Sackler family members have donated extensively to Harvard: One of the university’s three art museums takes its name from Arthur M. Sackler, a psychiatrist, medical marketer and art collector who died in 1987. Forbes estimates that around 20 people share in the family fortune.
Harvard President Lawrence Bacow told the university’s student newspaper earlier this month that it would be “inappropriate” to remove the Sackler name and return any past donations the school had received from family members. In a statement, the university stressed how the Sackler museum came to bear Arthur’s name because he donated the funds for its original location in 1982; the museum has since been relocated.
“Dr. Sackler died in 1987, before OxyContin was developed and marketed.
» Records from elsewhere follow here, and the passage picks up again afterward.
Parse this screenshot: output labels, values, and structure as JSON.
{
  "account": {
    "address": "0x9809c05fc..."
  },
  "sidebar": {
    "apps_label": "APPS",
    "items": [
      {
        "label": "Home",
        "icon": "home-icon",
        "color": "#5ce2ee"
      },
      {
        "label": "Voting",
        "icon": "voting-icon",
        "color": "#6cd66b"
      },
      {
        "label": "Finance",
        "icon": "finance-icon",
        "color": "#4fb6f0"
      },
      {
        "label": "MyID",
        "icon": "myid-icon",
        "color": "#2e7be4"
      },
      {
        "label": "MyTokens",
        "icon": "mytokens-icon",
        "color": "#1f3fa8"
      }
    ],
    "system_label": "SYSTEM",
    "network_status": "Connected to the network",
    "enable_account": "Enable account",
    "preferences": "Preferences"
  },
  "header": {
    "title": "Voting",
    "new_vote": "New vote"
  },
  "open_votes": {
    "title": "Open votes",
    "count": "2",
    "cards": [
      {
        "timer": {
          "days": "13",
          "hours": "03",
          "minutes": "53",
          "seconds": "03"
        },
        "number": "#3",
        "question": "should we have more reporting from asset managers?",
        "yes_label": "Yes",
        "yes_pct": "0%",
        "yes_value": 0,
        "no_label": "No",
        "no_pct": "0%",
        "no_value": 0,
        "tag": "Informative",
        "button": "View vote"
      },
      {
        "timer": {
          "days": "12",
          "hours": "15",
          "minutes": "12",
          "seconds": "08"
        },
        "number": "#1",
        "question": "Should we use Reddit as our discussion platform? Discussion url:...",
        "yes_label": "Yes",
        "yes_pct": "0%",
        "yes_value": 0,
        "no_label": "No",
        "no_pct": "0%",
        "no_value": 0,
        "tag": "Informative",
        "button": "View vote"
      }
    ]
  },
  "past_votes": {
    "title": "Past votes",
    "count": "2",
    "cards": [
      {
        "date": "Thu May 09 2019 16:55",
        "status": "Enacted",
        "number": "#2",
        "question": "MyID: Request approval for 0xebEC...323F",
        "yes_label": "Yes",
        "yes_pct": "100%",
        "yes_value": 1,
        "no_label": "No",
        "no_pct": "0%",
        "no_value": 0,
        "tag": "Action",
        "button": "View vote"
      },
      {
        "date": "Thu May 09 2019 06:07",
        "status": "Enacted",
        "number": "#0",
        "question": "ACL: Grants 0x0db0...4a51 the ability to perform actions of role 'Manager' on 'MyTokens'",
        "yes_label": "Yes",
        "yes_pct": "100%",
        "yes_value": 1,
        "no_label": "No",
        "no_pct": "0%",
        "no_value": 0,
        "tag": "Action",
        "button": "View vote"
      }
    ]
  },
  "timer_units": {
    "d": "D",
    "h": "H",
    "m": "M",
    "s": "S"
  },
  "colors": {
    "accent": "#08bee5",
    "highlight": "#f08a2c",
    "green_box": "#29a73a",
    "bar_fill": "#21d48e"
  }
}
Given these circumstances and legal and contractual considerations, Harvard does not have plans to remove Dr. Sackler’s name from the museum,” the statement read, adding, “The Arthur M. Sackler Foundation does not fund the Arthur M. Sackler Museum at Harvard.”
Arthur Sackler’s wife, Jillian Sackler, wrote a passionate defense of her late husband, calling attacks on cultural institutions “as ludicrous as blaming the inventor of the mimeograph for email spam” in an April Washington Post op-ed. She argued that the Sackler name should remain on art institutions because none of the lawsuits “names Arthur or his heirs as defendants.”
Regarding the offset campaign donations, a Sackler family spokeswoman emailed a statement to HuffPost stating that the donor, Beverly Sackler, “is well into her 90s and denigrating her personal donation, made with the best intentions, can serve no proper political purpose.”
Prosecutors allege that the Sacklers pushed Purdue to sell even more OxyContin even after learning how addictive the drug could be, and later created a moneymaking opportunity out of the crisis by selling treatments for opioid addiction. A mounting number of lawsuits have targeted Purdue at the federal, state and local levels.
As she outlined her plan to fight the opioid epidemic, Warren said she wanted to live in “[a]n America where when people like the Sacklers destroy millions of lives to make money, they don’t get museum wings named after them, they go to jail.”
Activists have continued to target several institutions that have benefited from Sackler family philanthropy amid widening public awareness of the family’s links to the health crisis.
This article has been updated with a statement from a Sackler family spokeswoman.